23. The apparatus of claim 22, wherein the processors is positioned on a circuit board to which the sensor is attached.

24. The apparatus of claim 22, wherein the processor is not positioned on a circuit board to which the sensor is attached.

25. The apparatus of claim 24, wherein the processor is a central processor responsible for running the apparatus.

26. The apparatus of claim 22, wherein the processor

controls the sensor, and
is configured to interface between the sensor and a central processor responsible for running the apparatus.

27. The method of claim 22, wherein the surface of the housing comprises a rigid material.

28. The method of claim 22, wherein the surface of the housing is fabricated from glass.

29. A device comprising:

a sensor having at least a first mode and a second mode, the sensor providing in the first mode a first output associated with force applied to the sensor by a digit, the sensor providing in the second mode a second output associated with proximity to the sensor of a digit, and
a processor configured to process the first output and the second output and detect application of a force on the sensor by a digit located near the sensor.

30. A method comprising:

operating a sensor in a first mode providing a first output associated with force applied to the sensor by a digit,
operating the sensor in a second mode providing a second output associated with proximity to the sensor of a digit, and
processing the first output and the second output and detecting application of a force on the sensor by a digit located near the sensor.

31. A method comprising:

providing a sensor having at least a first mode and a second mode, the sensor providing in the first mode a first output associated with force applied to the sensor by a digit, the sensor providing in the second mode a second output associated with proximity to the sensor of a digit, and
providing a processor configured to process the first output and the second output and detect application of a force on the sensor by a digit located near the sensor.

Patent History

Publication number: 20090019949
Type: Application
Filed: Jul 17, 2007
Publication Date: Jan 22, 2009
Patent Grant number: 9654104
Applicant: Apple Inc. (Cupertino, CA)
Inventors: Fletcher R. Rothkopf (Mountain View, CA), Stephen Zadesky
Application Number: 11/826,645

Classifications

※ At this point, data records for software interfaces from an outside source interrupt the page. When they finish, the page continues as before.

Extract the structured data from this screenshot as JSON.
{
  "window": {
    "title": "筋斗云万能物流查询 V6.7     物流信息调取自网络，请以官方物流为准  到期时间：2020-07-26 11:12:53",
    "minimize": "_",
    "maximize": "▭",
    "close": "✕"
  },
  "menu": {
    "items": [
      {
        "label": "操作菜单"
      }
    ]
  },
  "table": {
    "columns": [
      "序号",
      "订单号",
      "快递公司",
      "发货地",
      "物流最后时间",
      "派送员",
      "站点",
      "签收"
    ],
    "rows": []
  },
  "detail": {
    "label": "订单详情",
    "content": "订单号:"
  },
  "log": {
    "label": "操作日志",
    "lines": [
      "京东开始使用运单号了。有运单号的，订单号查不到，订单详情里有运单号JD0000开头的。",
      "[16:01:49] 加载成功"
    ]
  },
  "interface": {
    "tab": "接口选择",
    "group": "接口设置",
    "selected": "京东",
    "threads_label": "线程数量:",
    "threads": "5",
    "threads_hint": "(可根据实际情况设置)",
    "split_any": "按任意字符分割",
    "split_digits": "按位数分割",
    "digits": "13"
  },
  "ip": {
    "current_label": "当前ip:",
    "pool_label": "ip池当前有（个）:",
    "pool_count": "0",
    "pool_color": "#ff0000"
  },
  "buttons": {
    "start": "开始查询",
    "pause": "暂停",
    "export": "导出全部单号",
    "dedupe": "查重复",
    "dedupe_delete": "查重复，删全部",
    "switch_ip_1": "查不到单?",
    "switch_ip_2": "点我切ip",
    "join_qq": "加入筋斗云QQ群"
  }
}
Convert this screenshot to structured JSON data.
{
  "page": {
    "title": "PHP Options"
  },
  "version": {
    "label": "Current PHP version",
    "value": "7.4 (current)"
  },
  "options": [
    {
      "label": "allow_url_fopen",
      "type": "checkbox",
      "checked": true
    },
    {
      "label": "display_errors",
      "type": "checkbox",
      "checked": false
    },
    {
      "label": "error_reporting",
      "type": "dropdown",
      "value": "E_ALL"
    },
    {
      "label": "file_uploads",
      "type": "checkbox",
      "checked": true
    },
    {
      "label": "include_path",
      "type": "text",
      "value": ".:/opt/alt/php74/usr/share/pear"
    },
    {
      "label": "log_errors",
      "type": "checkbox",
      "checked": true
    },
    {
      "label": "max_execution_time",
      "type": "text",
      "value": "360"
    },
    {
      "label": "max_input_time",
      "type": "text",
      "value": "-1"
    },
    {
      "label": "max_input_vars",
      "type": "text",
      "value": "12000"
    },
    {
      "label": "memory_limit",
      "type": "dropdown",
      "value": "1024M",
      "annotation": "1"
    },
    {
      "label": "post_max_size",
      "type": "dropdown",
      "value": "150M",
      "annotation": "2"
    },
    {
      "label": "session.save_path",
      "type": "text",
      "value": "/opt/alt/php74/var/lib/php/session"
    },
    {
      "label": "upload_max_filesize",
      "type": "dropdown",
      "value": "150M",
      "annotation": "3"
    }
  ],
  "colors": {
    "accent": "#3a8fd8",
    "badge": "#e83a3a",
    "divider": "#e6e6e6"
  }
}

Current U.S. Class: With Detection Of Specific Force Value Or Condition (e.g., Peak Force) (73/862.53); Lumped Type Parameters (324/649); Responsive To Force (73/862.381)
International Classification: G01L 5/00 (20060101); G01D 1/00 (20060101); G01R 27/00 (20060101);